===== Recorded information
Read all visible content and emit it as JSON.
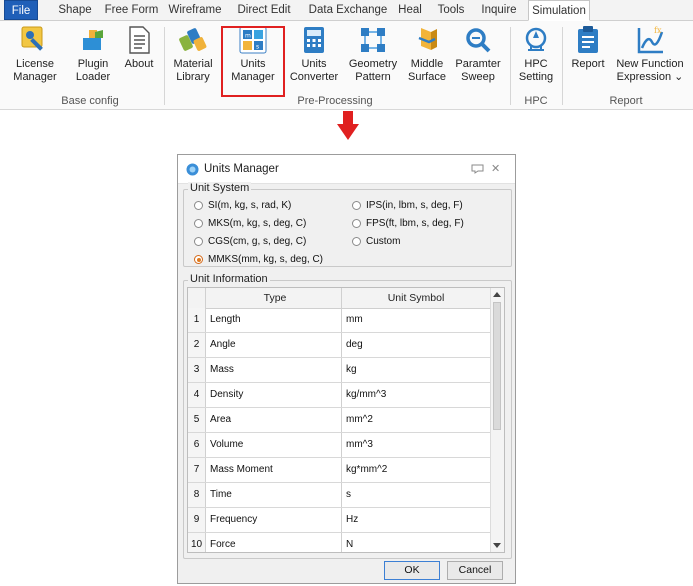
{
  "tabs": [
    "File",
    "Shape",
    "Free Form",
    "Wireframe",
    "Direct Edit",
    "Data Exchange",
    "Heal",
    "Tools",
    "Inquire",
    "Simulation"
  ],
  "active_tab": "Simulation",
  "ribbon": {
    "buttons": [
      {
        "name": "license-manager",
        "line1": "License",
        "line2": "Manager",
        "icon": "key-icon"
      },
      {
        "name": "plugin-loader",
        "line1": "Plugin",
        "line2": "Loader",
        "icon": "puzzle-icon"
      },
      {
        "name": "about",
        "line1": "About",
        "line2": "",
        "icon": "document-icon"
      },
      {
        "name": "material-library",
        "line1": "Material",
        "line2": "Library",
        "icon": "material-icon"
      },
      {
        "name": "units-manager",
        "line1": "Units",
        "line2": "Manager",
        "icon": "units-icon"
      },
      {
        "name": "units-converter",
        "line1": "Units",
        "line2": "Converter",
        "icon": "calculator-icon"
      },
      {
        "name": "geometry-pattern",
        "line1": "Geometry",
        "line2": "Pattern",
        "icon": "pattern-icon"
      },
      {
        "name": "middle-surface",
        "line1": "Middle",
        "line2": "Surface",
        "icon": "surface-icon"
      },
      {
        "name": "parameter-sweep",
        "line1": "Paramter",
        "line2": "Sweep",
        "icon": "sweep-icon"
      },
      {
        "name": "hpc-setting",
        "line1": "HPC",
        "line2": "Setting",
        "icon": "hpc-icon"
      },
      {
        "name": "report",
        "line1": "Report",
        "line2": "",
        "icon": "clipboard-icon"
      },
      {
        "name": "new-function-expression",
        "line1": "New Function",
        "line2": "Expression ⌄",
        "icon": "function-icon"
      }
    ],
    "groups": [
      "Base config",
      "Pre-Processing",
      "HPC",
      "Report"
    ]
  },
  "dialog": {
    "title": "Units Manager",
    "unit_system_title": "Unit System",
    "options": [
      {
        "label": "SI(m, kg, s, rad, K)",
        "selected": false
      },
      {
        "label": "IPS(in, lbm, s, deg, F)",
        "selected": false
      },
      {
        "label": "MKS(m, kg, s, deg, C)",
        "selected": false
      },
      {
        "label": "FPS(ft, lbm, s, deg, F)",
        "selected": false
      },
      {
        "label": "CGS(cm, g, s, deg, C)",
        "selected": false
      },
      {
        "label": "Custom",
        "selected": false
      },
      {
        "label": "MMKS(mm, kg, s, deg, C)",
        "selected": true
      }
    ],
    "unit_info_title": "Unit Information",
    "columns": [
      "Type",
      "Unit Symbol"
    ],
    "rows": [
      {
        "n": "1",
        "type": "Length",
        "symbol": "mm"
      },
      {
        "n": "2",
        "type": "Angle",
        "symbol": "deg"
      },
      {
        "n": "3",
        "type": "Mass",
        "symbol": "kg"
      },
      {
        "n": "4",
        "type": "Density",
        "symbol": "kg/mm^3"
      },
      {
        "n": "5",
        "type": "Area",
        "symbol": "mm^2"
      },
      {
        "n": "6",
        "type": "Volume",
        "symbol": "mm^3"
      },
      {
        "n": "7",
        "type": "Mass Moment",
        "symbol": "kg*mm^2"
      },
      {
        "n": "8",
        "type": "Time",
        "symbol": "s"
      },
      {
        "n": "9",
        "type": "Frequency",
        "symbol": "Hz"
      },
      {
        "n": "10",
        "type": "Force",
        "symbol": "N"
      }
    ],
    "ok_label": "OK",
    "cancel_label": "Cancel"
  },
  "colors": {
    "file_tab": "#1f5fb8",
    "highlight": "#e02020",
    "arrow": "#e02020",
    "radio_selected": "#e07a1e"
  }
}
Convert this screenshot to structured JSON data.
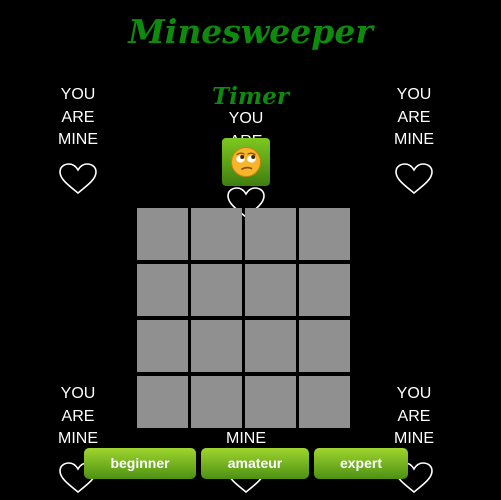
{
  "app": {
    "title": "Minesweeper",
    "timer_label": "Timer",
    "face_state": "rolling-eyes-face"
  },
  "decorations": {
    "line1": "YOU",
    "line2": "ARE",
    "line3": "MINE",
    "heart_icon": "heart-outline-icon"
  },
  "board": {
    "rows": 4,
    "cols": 4,
    "cell_state": "unrevealed"
  },
  "levels": {
    "beginner": "beginner",
    "amateur": "amateur",
    "expert": "expert"
  },
  "colors": {
    "title": "#0e8a0e",
    "cell": "#909090",
    "button": "#6fb51e",
    "background": "#000000"
  }
}
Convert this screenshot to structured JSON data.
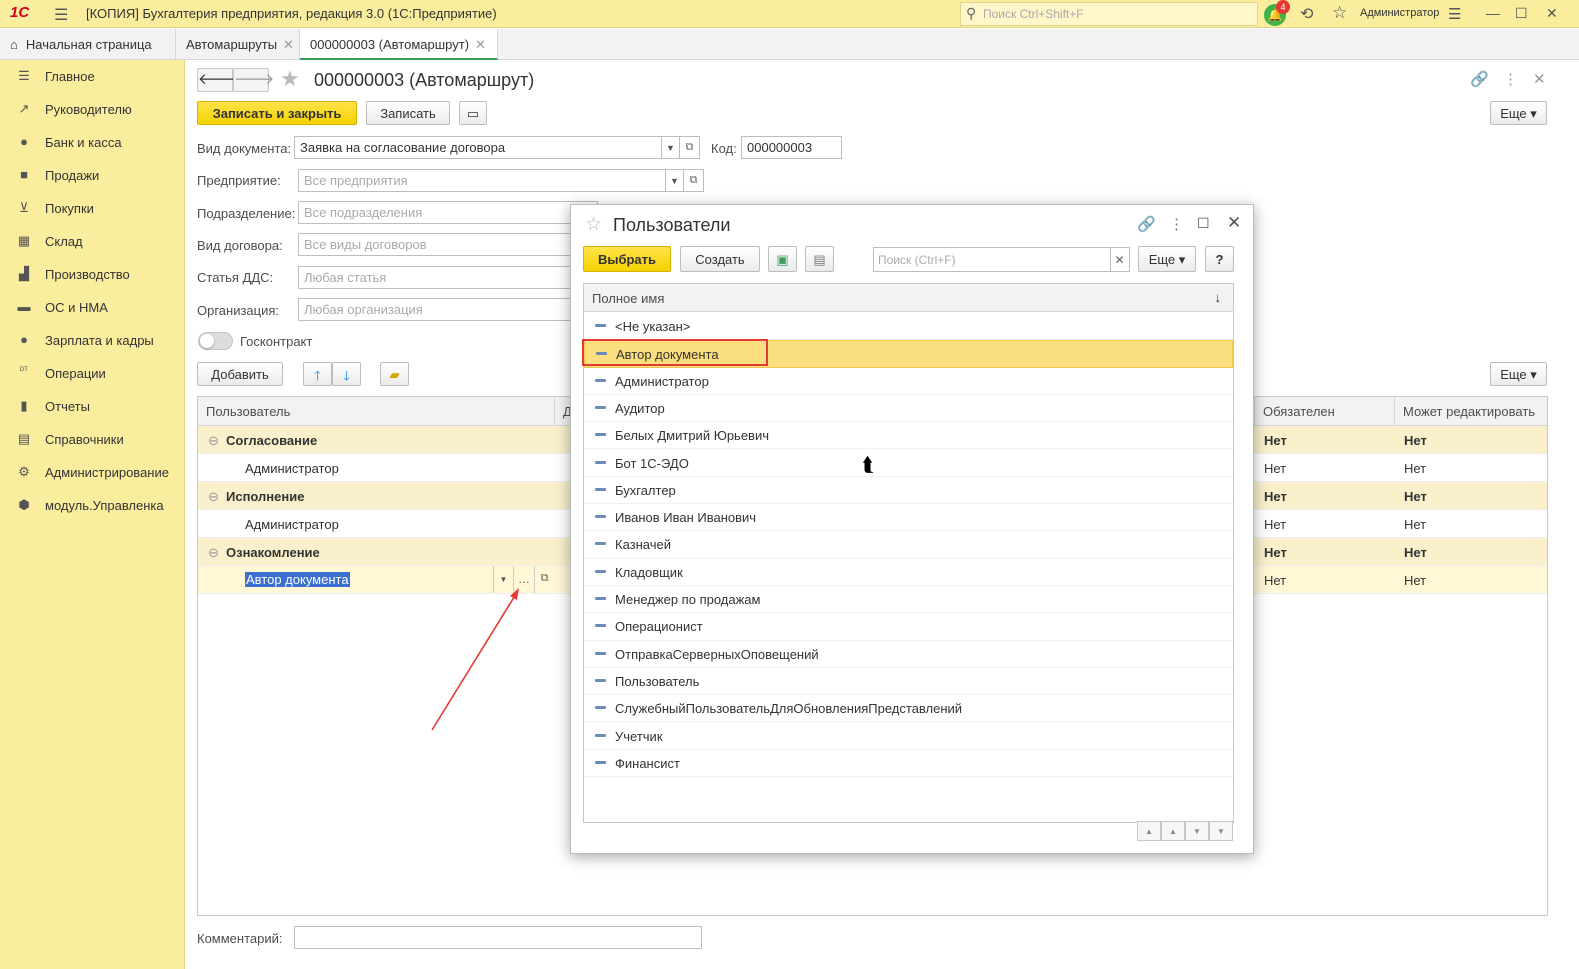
{
  "app": {
    "logo": "1С",
    "title": "[КОПИЯ] Бухгалтерия предприятия, редакция 3.0  (1С:Предприятие)",
    "search_placeholder": "Поиск Ctrl+Shift+F",
    "notifications_count": "4",
    "user": "Администратор"
  },
  "tabs": [
    {
      "label": "Начальная страница"
    },
    {
      "label": "Автомаршруты"
    },
    {
      "label": "000000003 (Автомаршрут)"
    }
  ],
  "sidebar": {
    "items": [
      {
        "label": "Главное",
        "icon": "menu-icon"
      },
      {
        "label": "Руководителю",
        "icon": "trend-icon"
      },
      {
        "label": "Банк и касса",
        "icon": "coin-icon"
      },
      {
        "label": "Продажи",
        "icon": "bag-icon"
      },
      {
        "label": "Покупки",
        "icon": "cart-icon"
      },
      {
        "label": "Склад",
        "icon": "warehouse-icon"
      },
      {
        "label": "Производство",
        "icon": "factory-icon"
      },
      {
        "label": "ОС и НМА",
        "icon": "truck-icon"
      },
      {
        "label": "Зарплата и кадры",
        "icon": "person-icon"
      },
      {
        "label": "Операции",
        "icon": "dt-kt-icon"
      },
      {
        "label": "Отчеты",
        "icon": "bar-chart-icon"
      },
      {
        "label": "Справочники",
        "icon": "book-icon"
      },
      {
        "label": "Администрирование",
        "icon": "gear-icon"
      },
      {
        "label": "модуль.Управленка",
        "icon": "cube-icon"
      }
    ]
  },
  "form": {
    "title": "000000003 (Автомаршрут)",
    "save_close": "Записать и закрыть",
    "save": "Записать",
    "more": "Еще",
    "add": "Добавить",
    "doc_type_label": "Вид документа:",
    "doc_type_value": "Заявка на согласование договора",
    "code_label": "Код:",
    "code_value": "000000003",
    "enterprise_label": "Предприятие:",
    "enterprise_ph": "Все предприятия",
    "division_label": "Подразделение:",
    "division_ph": "Все подразделения",
    "contract_type_label": "Вид договора:",
    "contract_type_ph": "Все виды договоров",
    "dds_label": "Статья ДДС:",
    "dds_ph": "Любая статья",
    "org_label": "Организация:",
    "org_ph": "Любая организация",
    "goscontract_label": "Госконтракт",
    "comment_label": "Комментарий:"
  },
  "grid": {
    "columns": [
      "Пользователь",
      "Д",
      "Обязателен",
      "Может редактировать"
    ],
    "rows": [
      {
        "user": "Согласование",
        "required": "Нет",
        "editable": "Нет",
        "group": true
      },
      {
        "user": "Администратор",
        "required": "Нет",
        "editable": "Нет",
        "group": false
      },
      {
        "user": "Исполнение",
        "required": "Нет",
        "editable": "Нет",
        "group": true
      },
      {
        "user": "Администратор",
        "required": "Нет",
        "editable": "Нет",
        "group": false
      },
      {
        "user": "Ознакомление",
        "required": "Нет",
        "editable": "Нет",
        "group": true
      },
      {
        "user": "Автор документа",
        "required": "Нет",
        "editable": "Нет",
        "group": false,
        "editing": true
      }
    ]
  },
  "dialog": {
    "title": "Пользователи",
    "select": "Выбрать",
    "create": "Создать",
    "search_placeholder": "Поиск (Ctrl+F)",
    "more": "Еще",
    "help": "?",
    "column": "Полное имя",
    "items": [
      "<Не указан>",
      "Автор документа",
      "Администратор",
      "Аудитор",
      "Белых Дмитрий Юрьевич",
      "Бот 1С-ЭДО",
      "Бухгалтер",
      "Иванов Иван Иванович",
      "Казначей",
      "Кладовщик",
      "Менеджер по продажам",
      "Операционист",
      "ОтправкаСерверныхОповещений",
      "Пользователь",
      "СлужебныйПользовательДляОбновленияПредставлений",
      "Учетчик",
      "Финансист"
    ],
    "selected_index": 1
  },
  "colors": {
    "accent_yellow": "#fbed9e",
    "button_yellow": "#f5d300",
    "highlight": "#fbde7d",
    "annotation_red": "#e53935"
  }
}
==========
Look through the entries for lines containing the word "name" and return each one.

        "name": "license-manager",
        "name": "plugin-loader",
        "name": "about",
        "name": "material-library",
        "name": "units-manager",
        "name": "units-converter",
        "name": "geometry-pattern",
        "name": "middle-surface",
        "name": "parameter-sweep",
        "name": "hpc-setting",
        "name": "report",
        "name": "new-function-expression",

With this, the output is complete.